Alabama's AJ McCarron isn't the only quarterback prospect unsure whether he will throw passes at the NFL Scouting Combine later this month. Fresno State quarterback Derek Carr is also hedging the decision, deferring to his advisors, including his brother David, the former Fresno State quarterback who was the 2002 No. 1 overall pick of the Houston Texans.
"Right now we're training, making sure we're getting everything right," Carr told The Wheelhouse radio show. "As we get closer to it, I'll know better."
The primary difference between Carr's decision and McCarron's, of course, is that Carr already put his passing arm on display at the Reese's Senior Bowl in Mobile, Ala., whereas McCarron declined an invitation for medical reasons. Carr impressed with his showing in Mobile and ranked No. 1 among the six quarterbacks on hand, according to NFL Media analyst Daniel Jeremiah, and thus will have less to prove in Indianapolis at the combine.

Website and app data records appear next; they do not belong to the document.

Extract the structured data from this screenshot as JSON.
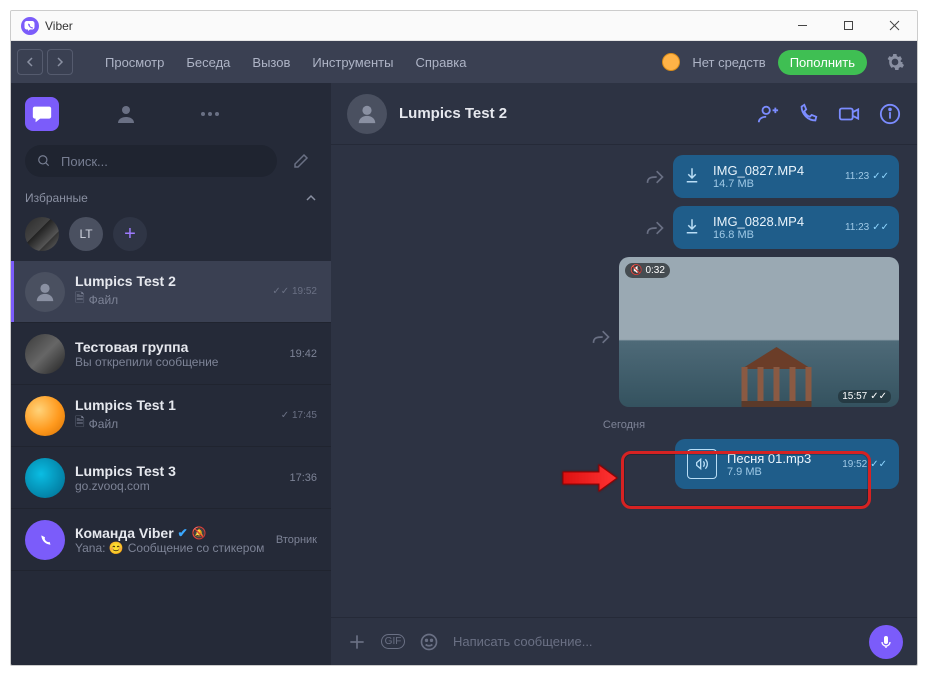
{
  "titlebar": {
    "app_name": "Viber"
  },
  "menu": {
    "items": [
      "Просмотр",
      "Беседа",
      "Вызов",
      "Инструменты",
      "Справка"
    ],
    "balance_text": "Нет средств",
    "topup": "Пополнить"
  },
  "sidebar": {
    "search_placeholder": "Поиск...",
    "favorites_label": "Избранные",
    "fav_initials": "LT",
    "chats": [
      {
        "name": "Lumpics Test 2",
        "sub": "Файл",
        "time": "19:52",
        "ticks": true,
        "icon": "file"
      },
      {
        "name": "Тестовая группа",
        "sub": "Вы открепили сообщение",
        "time": "19:42"
      },
      {
        "name": "Lumpics Test 1",
        "sub": "Файл",
        "time": "17:45",
        "ticks": true,
        "icon": "file"
      },
      {
        "name": "Lumpics Test 3",
        "sub": "go.zvooq.com",
        "time": "17:36"
      },
      {
        "name": "Команда Viber",
        "sub": "Сообщение со стикером",
        "time": "Вторник",
        "verified": true,
        "muted": true
      }
    ]
  },
  "chat": {
    "header_name": "Lumpics Test 2",
    "files": [
      {
        "name": "IMG_0827.MP4",
        "size": "14.7 MB",
        "time": "11:23"
      },
      {
        "name": "IMG_0828.MP4",
        "size": "16.8 MB",
        "time": "11:23"
      }
    ],
    "video": {
      "duration": "0:32",
      "time": "15:57"
    },
    "day_separator": "Сегодня",
    "audio": {
      "name": "Песня 01.mp3",
      "size": "7.9 MB",
      "time": "19:52"
    },
    "composer_placeholder": "Написать сообщение..."
  }
}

"It's my first time going through it," he said. "I'm learning. ... When your agent and business manager and everybody works with you, and your brother's been through it, you have to listen to them because they've all been through this way more than you have."
Carr completed 7 of 12 passes for 45 yards and a touchdown in the Senior Bowl, although it was his performance during the practice week that helped solidify his draft position. That makes his decision and McCarron's very different. McCarron, appearing on the Dan Patrick radio show last week, cited the importance of timing with receivers as one reason why throwing at the combine might be a bad idea.
If McCarron chooses not to throw in Indianapolis, his only opportunity to throw for scouts before the draft would be Alabama's pro day next month, plus any private workouts he might schedule.